Task requirements
Pull out every line in the data that has the string "this" in it.

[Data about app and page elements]

▼

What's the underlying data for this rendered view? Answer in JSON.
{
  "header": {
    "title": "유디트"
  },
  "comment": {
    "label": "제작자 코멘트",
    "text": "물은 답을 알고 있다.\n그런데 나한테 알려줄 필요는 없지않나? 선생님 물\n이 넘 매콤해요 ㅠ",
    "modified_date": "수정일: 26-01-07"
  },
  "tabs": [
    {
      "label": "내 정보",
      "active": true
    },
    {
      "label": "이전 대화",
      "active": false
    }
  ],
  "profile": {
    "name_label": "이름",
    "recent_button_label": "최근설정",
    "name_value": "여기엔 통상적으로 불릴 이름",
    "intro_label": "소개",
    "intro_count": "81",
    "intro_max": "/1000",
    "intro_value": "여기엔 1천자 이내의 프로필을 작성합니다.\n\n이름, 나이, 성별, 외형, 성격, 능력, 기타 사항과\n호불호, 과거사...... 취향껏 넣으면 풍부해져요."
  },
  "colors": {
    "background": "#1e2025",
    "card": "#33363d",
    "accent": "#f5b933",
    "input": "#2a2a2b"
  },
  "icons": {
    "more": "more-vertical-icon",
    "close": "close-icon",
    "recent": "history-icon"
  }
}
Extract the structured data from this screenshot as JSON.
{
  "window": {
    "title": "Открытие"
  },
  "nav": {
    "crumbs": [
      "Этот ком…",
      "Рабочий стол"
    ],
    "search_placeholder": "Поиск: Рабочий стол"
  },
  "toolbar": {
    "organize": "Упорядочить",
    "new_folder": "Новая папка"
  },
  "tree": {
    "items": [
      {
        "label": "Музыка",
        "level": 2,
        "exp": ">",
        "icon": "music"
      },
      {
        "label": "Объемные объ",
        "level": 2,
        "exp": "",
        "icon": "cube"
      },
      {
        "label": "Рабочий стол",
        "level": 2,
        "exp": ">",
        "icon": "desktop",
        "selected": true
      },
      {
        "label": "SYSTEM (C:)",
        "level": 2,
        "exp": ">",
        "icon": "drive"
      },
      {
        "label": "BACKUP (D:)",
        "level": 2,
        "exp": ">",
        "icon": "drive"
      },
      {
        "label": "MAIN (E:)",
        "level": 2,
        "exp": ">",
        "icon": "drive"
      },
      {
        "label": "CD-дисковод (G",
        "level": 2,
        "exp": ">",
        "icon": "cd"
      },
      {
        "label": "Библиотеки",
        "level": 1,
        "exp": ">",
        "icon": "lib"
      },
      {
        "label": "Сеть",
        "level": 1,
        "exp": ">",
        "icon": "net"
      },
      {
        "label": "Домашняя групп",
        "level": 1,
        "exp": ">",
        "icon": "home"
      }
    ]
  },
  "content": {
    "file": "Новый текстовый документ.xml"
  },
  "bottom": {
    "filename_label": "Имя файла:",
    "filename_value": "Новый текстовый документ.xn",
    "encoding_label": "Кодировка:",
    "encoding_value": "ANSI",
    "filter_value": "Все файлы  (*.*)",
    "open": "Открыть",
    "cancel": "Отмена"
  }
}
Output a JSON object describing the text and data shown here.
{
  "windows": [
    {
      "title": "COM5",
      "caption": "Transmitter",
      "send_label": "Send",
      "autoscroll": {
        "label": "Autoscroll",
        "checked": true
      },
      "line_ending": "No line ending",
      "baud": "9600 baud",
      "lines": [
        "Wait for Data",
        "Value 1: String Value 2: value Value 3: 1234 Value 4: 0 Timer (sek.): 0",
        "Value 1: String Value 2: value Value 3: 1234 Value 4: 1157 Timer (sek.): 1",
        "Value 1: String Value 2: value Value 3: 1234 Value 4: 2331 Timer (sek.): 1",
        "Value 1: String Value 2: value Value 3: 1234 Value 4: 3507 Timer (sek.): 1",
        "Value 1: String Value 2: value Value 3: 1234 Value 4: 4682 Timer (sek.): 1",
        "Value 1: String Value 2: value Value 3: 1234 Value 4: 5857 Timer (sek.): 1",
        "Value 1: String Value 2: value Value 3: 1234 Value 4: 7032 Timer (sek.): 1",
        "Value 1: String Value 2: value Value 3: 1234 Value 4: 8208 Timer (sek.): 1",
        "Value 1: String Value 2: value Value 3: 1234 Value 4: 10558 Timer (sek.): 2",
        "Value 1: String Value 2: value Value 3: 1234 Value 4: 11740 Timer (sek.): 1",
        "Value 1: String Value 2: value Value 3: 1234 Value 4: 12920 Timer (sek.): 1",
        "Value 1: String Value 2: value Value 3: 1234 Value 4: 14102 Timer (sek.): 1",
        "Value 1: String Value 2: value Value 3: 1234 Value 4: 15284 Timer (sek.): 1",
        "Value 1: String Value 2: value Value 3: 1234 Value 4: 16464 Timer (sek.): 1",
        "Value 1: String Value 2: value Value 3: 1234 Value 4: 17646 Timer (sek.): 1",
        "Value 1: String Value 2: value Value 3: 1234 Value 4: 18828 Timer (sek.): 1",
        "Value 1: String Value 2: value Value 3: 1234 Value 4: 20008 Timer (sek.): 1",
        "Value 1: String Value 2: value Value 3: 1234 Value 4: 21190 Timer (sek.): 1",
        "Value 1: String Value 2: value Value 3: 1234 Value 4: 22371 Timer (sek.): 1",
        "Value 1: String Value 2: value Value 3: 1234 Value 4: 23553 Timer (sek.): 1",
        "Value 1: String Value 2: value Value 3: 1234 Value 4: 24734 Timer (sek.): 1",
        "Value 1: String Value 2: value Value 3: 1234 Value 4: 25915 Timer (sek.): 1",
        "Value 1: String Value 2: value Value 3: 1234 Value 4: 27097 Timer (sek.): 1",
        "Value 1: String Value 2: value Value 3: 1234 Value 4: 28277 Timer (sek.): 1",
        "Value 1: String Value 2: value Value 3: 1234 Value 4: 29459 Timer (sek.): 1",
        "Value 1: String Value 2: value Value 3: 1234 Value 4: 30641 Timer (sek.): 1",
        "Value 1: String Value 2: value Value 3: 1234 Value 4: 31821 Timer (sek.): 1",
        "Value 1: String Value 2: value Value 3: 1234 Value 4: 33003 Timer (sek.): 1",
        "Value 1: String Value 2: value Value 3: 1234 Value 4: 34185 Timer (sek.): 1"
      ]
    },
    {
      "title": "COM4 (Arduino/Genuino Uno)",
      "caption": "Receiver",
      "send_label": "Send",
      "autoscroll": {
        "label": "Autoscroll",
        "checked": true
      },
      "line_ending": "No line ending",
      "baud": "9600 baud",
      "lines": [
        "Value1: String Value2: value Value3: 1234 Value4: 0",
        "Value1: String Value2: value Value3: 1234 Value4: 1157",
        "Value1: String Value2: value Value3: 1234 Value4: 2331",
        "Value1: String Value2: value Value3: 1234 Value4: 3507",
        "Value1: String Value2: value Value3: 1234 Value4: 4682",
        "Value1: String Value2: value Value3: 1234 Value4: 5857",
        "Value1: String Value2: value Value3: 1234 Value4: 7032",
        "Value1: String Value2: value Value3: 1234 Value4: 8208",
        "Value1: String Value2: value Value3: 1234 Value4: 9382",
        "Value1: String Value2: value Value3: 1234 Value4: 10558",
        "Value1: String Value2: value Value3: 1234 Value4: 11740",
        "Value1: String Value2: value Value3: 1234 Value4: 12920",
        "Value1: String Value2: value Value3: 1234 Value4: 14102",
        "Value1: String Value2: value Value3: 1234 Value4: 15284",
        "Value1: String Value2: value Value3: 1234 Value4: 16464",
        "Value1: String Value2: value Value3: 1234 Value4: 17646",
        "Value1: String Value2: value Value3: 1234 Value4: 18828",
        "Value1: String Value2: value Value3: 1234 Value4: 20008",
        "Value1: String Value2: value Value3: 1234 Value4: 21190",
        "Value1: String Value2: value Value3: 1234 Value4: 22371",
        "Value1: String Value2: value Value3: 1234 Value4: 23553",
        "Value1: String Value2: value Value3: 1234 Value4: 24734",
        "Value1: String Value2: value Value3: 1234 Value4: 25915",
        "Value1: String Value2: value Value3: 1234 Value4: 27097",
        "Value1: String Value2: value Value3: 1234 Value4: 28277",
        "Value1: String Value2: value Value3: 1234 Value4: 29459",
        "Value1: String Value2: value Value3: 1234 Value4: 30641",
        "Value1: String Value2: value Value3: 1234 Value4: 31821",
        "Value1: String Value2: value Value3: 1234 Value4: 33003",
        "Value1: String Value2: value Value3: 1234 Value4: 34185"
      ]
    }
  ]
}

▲

Answer to the problem
What's the underlying data for this rendered view? Answer in JSON.
Extract the structured data from this screenshot as JSON.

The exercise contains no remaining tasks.